"We took off in minimum conditions from a tiny airstrip in the middle of nowhere, headed toward another tiny island in the vast ocean. Our destination airport had clear weather when we took off, but while we were flying the weather fogged in and closed off the landing site."
So where will you LAND?
"We had to quickly re-rout and head to the only other landing site within our fuel range."
Whew, I'm thinking - they are saved.
"But while we were flying and trying to divert to the alternate, fog closed in on THAT landing site too. The weather models predicted it should clear up by the time we got there and needed to land, but there was no guarantee."
So wait a minute - let me get this straight. You were flying, in terrible atmospheric conditions, over icy freezing water, running out of fuel, with any Coast Guard or other help hopelessly far away in case of trouble, and for some period of time there were NO LANDING SITES AVAILABLE?
"Yeah," he said, "That one had quite the pucker factor."
The story stuck with me, not only because of the gray hair I was growing, or because I love hearing adventure stories, but because of that phrase. Pucker factor.
Turns out, that's a common phrase in the military. To quote the NY Times,
In armed services slang, ''the pucker factor'' is the stress that afflicts human beings on full alert. If the factor is missing, the person reacts like a robot, numb to sensitizing tension; if the factor is too high, the person crumples or ''puckers'' in panic.
I'm pretty sure "pucker" refers to the tightening of some, ahem, distinctive muscles rather than "crumpling in panic," but we'll give the NY Times the benefit of the doubt for trying to be classy.
I had never heard this slang before, but it seems like a uniquely perfect way to sum up the feeling. A bit of a flippant phrase - that both brushes off of the gravity of the situation (an attitude that irritates me sometimes when I'm worried for the safety of my friend), but also thumbs a nose to the danger (an attitude that allows folks in those situations to do their jobs and not get overwhelmed).
Now I don't deal with any hair trigger situations in my world, but I bet I could find some places in my life to work this phrase in.
Reserved the lab equipment because the tracking code predicted your samples will arrive, but you haven't actually received the package yet? Pucker factor 4. Writing a conference paper on a deadline and you didn't actually do the experiments yet? Pucker factor 6. Advisor pops in unexpectedly on Friday at 5pm and wants to talk about long term plans and experimental results? Pucker factor 8.
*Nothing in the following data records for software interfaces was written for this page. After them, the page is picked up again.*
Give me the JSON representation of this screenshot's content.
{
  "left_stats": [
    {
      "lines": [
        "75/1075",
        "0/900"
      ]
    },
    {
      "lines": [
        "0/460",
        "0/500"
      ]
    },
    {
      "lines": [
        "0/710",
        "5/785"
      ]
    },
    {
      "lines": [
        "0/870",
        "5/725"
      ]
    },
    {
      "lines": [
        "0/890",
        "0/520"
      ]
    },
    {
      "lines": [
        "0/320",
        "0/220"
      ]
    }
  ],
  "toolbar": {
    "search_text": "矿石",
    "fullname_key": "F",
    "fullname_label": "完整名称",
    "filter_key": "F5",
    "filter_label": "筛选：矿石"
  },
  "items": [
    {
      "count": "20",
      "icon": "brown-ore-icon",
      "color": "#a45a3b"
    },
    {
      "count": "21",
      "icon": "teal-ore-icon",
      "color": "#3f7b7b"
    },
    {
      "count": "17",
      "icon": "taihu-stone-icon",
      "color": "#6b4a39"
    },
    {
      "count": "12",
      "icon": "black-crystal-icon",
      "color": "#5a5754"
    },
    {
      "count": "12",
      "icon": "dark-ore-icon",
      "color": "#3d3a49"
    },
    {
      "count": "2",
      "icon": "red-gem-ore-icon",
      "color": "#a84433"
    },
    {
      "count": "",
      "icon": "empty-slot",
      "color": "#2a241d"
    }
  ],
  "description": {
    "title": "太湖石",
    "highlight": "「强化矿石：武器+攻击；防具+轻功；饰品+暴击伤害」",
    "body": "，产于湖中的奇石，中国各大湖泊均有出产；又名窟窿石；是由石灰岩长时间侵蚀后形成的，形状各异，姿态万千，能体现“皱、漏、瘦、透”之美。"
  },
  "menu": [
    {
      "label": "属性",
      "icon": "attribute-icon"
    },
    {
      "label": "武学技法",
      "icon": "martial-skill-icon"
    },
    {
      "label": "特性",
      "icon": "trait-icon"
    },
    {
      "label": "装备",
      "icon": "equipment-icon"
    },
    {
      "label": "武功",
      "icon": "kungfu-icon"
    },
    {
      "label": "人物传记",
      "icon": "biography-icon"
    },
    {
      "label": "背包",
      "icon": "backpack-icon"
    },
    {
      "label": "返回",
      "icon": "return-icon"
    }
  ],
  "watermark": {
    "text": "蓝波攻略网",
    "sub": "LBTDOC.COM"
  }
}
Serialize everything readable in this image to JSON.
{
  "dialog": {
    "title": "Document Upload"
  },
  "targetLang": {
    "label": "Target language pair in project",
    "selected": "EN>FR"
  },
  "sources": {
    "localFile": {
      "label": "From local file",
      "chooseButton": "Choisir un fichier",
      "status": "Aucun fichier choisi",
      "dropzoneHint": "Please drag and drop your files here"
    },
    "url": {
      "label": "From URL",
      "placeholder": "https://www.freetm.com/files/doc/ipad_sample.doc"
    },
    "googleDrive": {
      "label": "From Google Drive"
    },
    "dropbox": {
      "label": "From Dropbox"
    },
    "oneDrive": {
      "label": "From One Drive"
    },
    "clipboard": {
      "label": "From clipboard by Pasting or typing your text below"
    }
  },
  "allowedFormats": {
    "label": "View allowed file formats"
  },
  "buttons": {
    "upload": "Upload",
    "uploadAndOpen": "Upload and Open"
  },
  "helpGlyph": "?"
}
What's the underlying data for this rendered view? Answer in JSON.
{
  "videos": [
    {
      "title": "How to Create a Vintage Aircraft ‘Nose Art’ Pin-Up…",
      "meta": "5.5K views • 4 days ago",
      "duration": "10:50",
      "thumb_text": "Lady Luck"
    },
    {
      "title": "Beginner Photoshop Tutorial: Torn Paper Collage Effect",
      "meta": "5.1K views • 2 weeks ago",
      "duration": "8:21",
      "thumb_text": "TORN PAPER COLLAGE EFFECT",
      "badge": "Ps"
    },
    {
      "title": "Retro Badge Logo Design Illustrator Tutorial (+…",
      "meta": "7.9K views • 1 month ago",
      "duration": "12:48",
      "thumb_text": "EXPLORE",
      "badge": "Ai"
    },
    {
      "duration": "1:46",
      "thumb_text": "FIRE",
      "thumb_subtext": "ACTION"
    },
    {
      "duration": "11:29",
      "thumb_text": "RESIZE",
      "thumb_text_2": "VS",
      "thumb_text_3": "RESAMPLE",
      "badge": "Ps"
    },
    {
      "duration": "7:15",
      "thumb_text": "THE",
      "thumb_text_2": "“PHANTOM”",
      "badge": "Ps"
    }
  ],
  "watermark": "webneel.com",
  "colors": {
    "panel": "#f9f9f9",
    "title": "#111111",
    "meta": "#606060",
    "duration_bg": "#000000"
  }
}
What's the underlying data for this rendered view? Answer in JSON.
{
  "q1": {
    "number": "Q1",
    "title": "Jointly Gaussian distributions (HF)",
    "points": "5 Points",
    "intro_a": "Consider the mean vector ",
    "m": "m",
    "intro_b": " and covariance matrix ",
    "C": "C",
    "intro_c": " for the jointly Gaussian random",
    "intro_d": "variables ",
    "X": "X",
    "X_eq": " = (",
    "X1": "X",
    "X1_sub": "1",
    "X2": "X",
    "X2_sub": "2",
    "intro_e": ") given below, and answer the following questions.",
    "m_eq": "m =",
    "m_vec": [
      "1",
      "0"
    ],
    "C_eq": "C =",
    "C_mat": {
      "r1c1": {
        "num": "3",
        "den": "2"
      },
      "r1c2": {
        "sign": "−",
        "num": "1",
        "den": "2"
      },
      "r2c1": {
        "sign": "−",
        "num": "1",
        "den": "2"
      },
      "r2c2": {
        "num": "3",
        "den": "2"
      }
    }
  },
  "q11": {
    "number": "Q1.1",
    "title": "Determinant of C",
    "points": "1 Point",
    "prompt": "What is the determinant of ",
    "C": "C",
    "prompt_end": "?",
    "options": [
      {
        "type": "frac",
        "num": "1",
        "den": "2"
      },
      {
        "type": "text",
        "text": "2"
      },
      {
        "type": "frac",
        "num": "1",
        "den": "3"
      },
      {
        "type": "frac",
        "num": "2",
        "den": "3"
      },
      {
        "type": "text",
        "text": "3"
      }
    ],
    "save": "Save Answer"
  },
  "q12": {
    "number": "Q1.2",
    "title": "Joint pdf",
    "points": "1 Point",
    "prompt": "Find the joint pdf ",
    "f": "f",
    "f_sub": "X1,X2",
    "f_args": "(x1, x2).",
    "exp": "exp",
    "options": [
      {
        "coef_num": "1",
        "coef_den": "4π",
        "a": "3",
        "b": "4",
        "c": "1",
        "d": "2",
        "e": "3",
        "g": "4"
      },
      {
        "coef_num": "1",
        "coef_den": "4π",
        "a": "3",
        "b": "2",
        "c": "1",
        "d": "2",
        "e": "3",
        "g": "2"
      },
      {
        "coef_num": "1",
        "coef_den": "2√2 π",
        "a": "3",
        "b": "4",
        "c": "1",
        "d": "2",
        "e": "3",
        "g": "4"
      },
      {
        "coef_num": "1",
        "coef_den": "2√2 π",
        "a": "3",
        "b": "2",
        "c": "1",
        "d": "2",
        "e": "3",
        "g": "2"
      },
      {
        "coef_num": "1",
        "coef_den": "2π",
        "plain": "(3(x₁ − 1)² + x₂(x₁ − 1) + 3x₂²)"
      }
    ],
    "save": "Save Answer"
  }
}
The top of the scale is admittedly different for most of us than for the pilots, given that nothing in research is going to die (except for bio grad students - bless your souls for having to keep cultures alive), but I think the sentiment still applies, no?